_TASK REQUIREMENTS:_ All of the records are to be reproduced exactly.

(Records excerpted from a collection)
┄┄┄┄┄┄

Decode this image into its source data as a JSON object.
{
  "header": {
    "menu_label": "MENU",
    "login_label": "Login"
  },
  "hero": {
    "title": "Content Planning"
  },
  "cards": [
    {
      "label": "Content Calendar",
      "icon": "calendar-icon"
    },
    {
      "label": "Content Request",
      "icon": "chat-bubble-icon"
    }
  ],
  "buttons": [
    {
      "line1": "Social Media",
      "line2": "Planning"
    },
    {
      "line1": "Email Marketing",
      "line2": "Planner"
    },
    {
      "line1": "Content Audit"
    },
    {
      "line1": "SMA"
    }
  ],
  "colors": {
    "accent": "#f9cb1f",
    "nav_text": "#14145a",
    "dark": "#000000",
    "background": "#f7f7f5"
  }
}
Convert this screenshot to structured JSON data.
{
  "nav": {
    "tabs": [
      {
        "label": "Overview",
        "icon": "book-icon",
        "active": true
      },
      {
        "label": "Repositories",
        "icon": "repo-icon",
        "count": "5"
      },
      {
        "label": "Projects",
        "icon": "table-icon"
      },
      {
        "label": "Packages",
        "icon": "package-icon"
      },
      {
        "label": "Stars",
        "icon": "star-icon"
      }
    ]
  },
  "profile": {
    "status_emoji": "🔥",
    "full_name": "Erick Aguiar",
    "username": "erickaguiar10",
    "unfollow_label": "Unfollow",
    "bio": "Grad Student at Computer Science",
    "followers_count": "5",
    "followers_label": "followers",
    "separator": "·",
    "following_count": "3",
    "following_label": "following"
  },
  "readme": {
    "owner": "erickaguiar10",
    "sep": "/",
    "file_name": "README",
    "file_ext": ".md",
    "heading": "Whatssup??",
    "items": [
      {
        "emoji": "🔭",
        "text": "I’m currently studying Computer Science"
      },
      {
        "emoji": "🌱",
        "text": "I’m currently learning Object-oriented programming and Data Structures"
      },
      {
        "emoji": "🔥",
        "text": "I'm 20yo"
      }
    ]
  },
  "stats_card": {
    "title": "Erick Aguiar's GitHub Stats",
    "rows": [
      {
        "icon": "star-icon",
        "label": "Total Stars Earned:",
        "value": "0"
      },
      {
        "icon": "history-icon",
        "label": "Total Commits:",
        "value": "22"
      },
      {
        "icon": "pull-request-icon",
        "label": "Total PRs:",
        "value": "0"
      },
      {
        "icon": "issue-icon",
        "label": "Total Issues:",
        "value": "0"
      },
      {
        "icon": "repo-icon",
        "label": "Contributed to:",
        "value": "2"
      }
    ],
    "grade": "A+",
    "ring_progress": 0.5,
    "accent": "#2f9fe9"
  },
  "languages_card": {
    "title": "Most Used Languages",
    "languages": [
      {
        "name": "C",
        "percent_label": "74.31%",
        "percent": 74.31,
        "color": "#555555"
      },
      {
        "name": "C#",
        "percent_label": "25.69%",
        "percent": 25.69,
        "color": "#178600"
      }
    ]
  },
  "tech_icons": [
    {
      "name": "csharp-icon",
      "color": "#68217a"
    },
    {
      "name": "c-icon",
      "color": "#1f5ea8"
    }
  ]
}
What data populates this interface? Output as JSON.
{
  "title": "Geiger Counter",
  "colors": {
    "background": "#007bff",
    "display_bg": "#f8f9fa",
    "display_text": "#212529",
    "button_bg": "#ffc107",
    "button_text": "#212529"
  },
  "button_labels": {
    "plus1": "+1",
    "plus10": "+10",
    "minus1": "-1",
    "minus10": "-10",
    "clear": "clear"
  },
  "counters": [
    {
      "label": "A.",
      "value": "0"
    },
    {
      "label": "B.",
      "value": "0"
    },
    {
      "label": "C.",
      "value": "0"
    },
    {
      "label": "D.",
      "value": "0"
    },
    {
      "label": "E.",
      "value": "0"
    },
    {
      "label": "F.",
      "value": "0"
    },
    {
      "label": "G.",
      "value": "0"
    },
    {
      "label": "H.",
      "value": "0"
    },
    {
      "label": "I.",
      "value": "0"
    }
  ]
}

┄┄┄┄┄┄

_EXERCISE SOLUTION:_
Decode this image into its source data as a JSON object.
{
  "header": {
    "menu_label": "MENU",
    "login_label": "Login"
  },
  "hero": {
    "title": "Content Planning"
  },
  "cards": [
    {
      "label": "Content Calendar",
      "icon": "calendar-icon"
    },
    {
      "label": "Content Request",
      "icon": "chat-bubble-icon"
    }
  ],
  "buttons": [
    {
      "line1": "Social Media",
      "line2": "Planning"
    },
    {
      "line1": "Email Marketing",
      "line2": "Planner"
    },
    {
      "line1": "Content Audit"
    },
    {
      "line1": "SMA"
    }
  ],
  "colors": {
    "accent": "#f9cb1f",
    "nav_text": "#14145a",
    "dark": "#000000",
    "background": "#f7f7f5"
  }
}
Convert this screenshot to structured JSON data.
{
  "nav": {
    "tabs": [
      {
        "label": "Overview",
        "icon": "book-icon",
        "active": true
      },
      {
        "label": "Repositories",
        "icon": "repo-icon",
        "count": "5"
      },
      {
        "label": "Projects",
        "icon": "table-icon"
      },
      {
        "label": "Packages",
        "icon": "package-icon"
      },
      {
        "label": "Stars",
        "icon": "star-icon"
      }
    ]
  },
  "profile": {
    "status_emoji": "🔥",
    "full_name": "Erick Aguiar",
    "username": "erickaguiar10",
    "unfollow_label": "Unfollow",
    "bio": "Grad Student at Computer Science",
    "followers_count": "5",
    "followers_label": "followers",
    "separator": "·",
    "following_count": "3",
    "following_label": "following"
  },
  "readme": {
    "owner": "erickaguiar10",
    "sep": "/",
    "file_name": "README",
    "file_ext": ".md",
    "heading": "Whatssup??",
    "items": [
      {
        "emoji": "🔭",
        "text": "I’m currently studying Computer Science"
      },
      {
        "emoji": "🌱",
        "text": "I’m currently learning Object-oriented programming and Data Structures"
      },
      {
        "emoji": "🔥",
        "text": "I'm 20yo"
      }
    ]
  },
  "stats_card": {
    "title": "Erick Aguiar's GitHub Stats",
    "rows": [
      {
        "icon": "star-icon",
        "label": "Total Stars Earned:",
        "value": "0"
      },
      {
        "icon": "history-icon",
        "label": "Total Commits:",
        "value": "22"
      },
      {
        "icon": "pull-request-icon",
        "label": "Total PRs:",
        "value": "0"
      },
      {
        "icon": "issue-icon",
        "label": "Total Issues:",
        "value": "0"
      },
      {
        "icon": "repo-icon",
        "label": "Contributed to:",
        "value": "2"
      }
    ],
    "grade": "A+",
    "ring_progress": 0.5,
    "accent": "#2f9fe9"
  },
  "languages_card": {
    "title": "Most Used Languages",
    "languages": [
      {
        "name": "C",
        "percent_label": "74.31%",
        "percent": 74.31,
        "color": "#555555"
      },
      {
        "name": "C#",
        "percent_label": "25.69%",
        "percent": 25.69,
        "color": "#178600"
      }
    ]
  },
  "tech_icons": [
    {
      "name": "csharp-icon",
      "color": "#68217a"
    },
    {
      "name": "c-icon",
      "color": "#1f5ea8"
    }
  ]
}
What data populates this interface? Output as JSON.
{
  "title": "Geiger Counter",
  "colors": {
    "background": "#007bff",
    "display_bg": "#f8f9fa",
    "display_text": "#212529",
    "button_bg": "#ffc107",
    "button_text": "#212529"
  },
  "button_labels": {
    "plus1": "+1",
    "plus10": "+10",
    "minus1": "-1",
    "minus10": "-10",
    "clear": "clear"
  },
  "counters": [
    {
      "label": "A.",
      "value": "0"
    },
    {
      "label": "B.",
      "value": "0"
    },
    {
      "label": "C.",
      "value": "0"
    },
    {
      "label": "D.",
      "value": "0"
    },
    {
      "label": "E.",
      "value": "0"
    },
    {
      "label": "F.",
      "value": "0"
    },
    {
      "label": "G.",
      "value": "0"
    },
    {
      "label": "H.",
      "value": "0"
    },
    {
      "label": "I.",
      "value": "0"
    }
  ]
}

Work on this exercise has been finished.